remaining in the trust must be repaid to the state to reimburse it for any medical assistance or various other governmental benefits that were provided to the person with the special needs. In other words, the creator of the trust does not have the discretion to leave remaining funds to a sibling or charitable organization, as can be done
with Supplemental Needs Trusts.
A charitable bequest is a great way to help protect the future of your loved one or friend with special needs. A charitable bequest is simply a distribution of funding from your estate, through your last will and testament, to a
charitable organization that you support, e.g., an organization whose mission is to advocate for people with intellectual and developmental disabilities.
Types of Bequests
Cash Bequest: A charitable organization(s) receives a specific dollar amount from your estate.
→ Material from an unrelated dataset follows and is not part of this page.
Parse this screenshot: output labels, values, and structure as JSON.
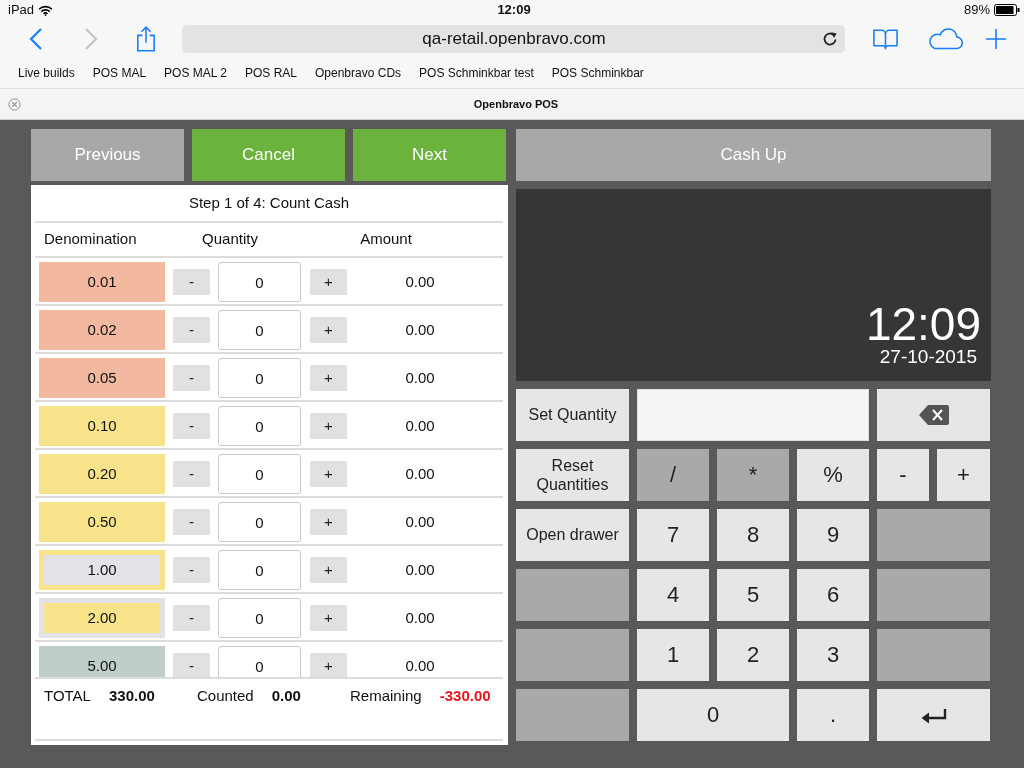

Bequest of Property: A charitable organization(s) receives specific assets, such as securities, real estate, or tangible personal property.
Residuary Bequest: A charitable organization(s) receives all or a percentage of the remainder of your estate after the payment of any specific bequests and expenses.
IRAs/Retirement Plan: A charitable organization(s) is designated as a beneficiary of the remainder of your IRA or qualified pension or profit-sharing plan. How To make a Bequest Sample Beneficiary Designation Language for a Spouse and a Charitable Organization (VOR, a nonprofit organization advocating for high quality care and human rights for people with intellectual and developmental disabilities, is used as an example):
“The beneficiary is my spouse as long as he/she survives me. The beneficiary of any amount(s) remaining in the plan after the death of my spouse, or of the entire amount in the plan upon my death if my spouse does not survive me, or of any portion thereof that my spouse may disclaim, is designated to VOR, for its general charitable purposes and advocacy work.”
Sample Beneficiary Designation Language for a Bequest to Charitable Organization (“VOR”) “I give (_____ dollars or _____ percent of the residue of my estate) to VOR a national advocacy organization located in IL, a charitable
corporation (for its general purposes); these funds are not designated and it will be at the discretion of VOR to use the funds appropriately for their national advocacy work.”
It’s not easy or comfortable contemplating about a future in which you will not be available as your family member or friend’s primary caretaker or advocate. Such planning, however, is critically necessary to avoid unintended consequences in which your wishes are not carried out and the person you care about so deeply is left at risk of losing essential public benefits. Please consult with your lawyer and financial planner. •
ABOUT THE AUTHOR:
Julie Huso is Executive Director of VOR, a national non-profit organization advocating for high-quality care and human rights for people with intellectual and developmental disabilities. For more information, visit http://www.vor.net/. In celebration of 30 years of advocacy, VOR is offering complimentary subscriptions
to its Weekly E-News Update and The Voice, its tri-annual newsletter. This complimentary subscription will provide you electronic access to VOR’s publications until June, 2015. If interested, please email firstname.lastname@example.org, reference
“Complimentary Subscription,” and provide your name, address and email. Your information will never be shared or sold.
Disclaimer: This article does not provide legal advice and VOR is not a law firm. Although we go to great lengths to make sure our information is accurate and useful, we recommend you consult a lawyer and tax accountant to receive professional advice for your financial and estate planning needs.